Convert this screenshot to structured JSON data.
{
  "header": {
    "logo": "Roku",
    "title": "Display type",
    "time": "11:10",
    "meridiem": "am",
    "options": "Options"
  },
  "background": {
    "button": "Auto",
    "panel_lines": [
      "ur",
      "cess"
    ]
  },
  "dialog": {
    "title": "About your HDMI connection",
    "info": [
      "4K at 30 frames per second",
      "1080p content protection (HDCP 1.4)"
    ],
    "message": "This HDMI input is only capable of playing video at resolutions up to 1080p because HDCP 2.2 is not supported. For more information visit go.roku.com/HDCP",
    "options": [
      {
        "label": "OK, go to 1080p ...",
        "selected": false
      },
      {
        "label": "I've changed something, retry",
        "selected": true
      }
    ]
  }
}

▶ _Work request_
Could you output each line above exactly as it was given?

▶ _Response_
Convert this screenshot to structured JSON data.
{
  "header": {
    "logo": "Roku",
    "title": "Display type",
    "time": "11:10",
    "meridiem": "am",
    "options": "Options"
  },
  "background": {
    "button": "Auto",
    "panel_lines": [
      "ur",
      "cess"
    ]
  },
  "dialog": {
    "title": "About your HDMI connection",
    "info": [
      "4K at 30 frames per second",
      "1080p content protection (HDCP 1.4)"
    ],
    "message": "This HDMI input is only capable of playing video at resolutions up to 1080p because HDCP 2.2 is not supported. For more information visit go.roku.com/HDCP",
    "options": [
      {
        "label": "OK, go to 1080p ...",
        "selected": false
      },
      {
        "label": "I've changed something, retry",
        "selected": true
      }
    ]
  }
}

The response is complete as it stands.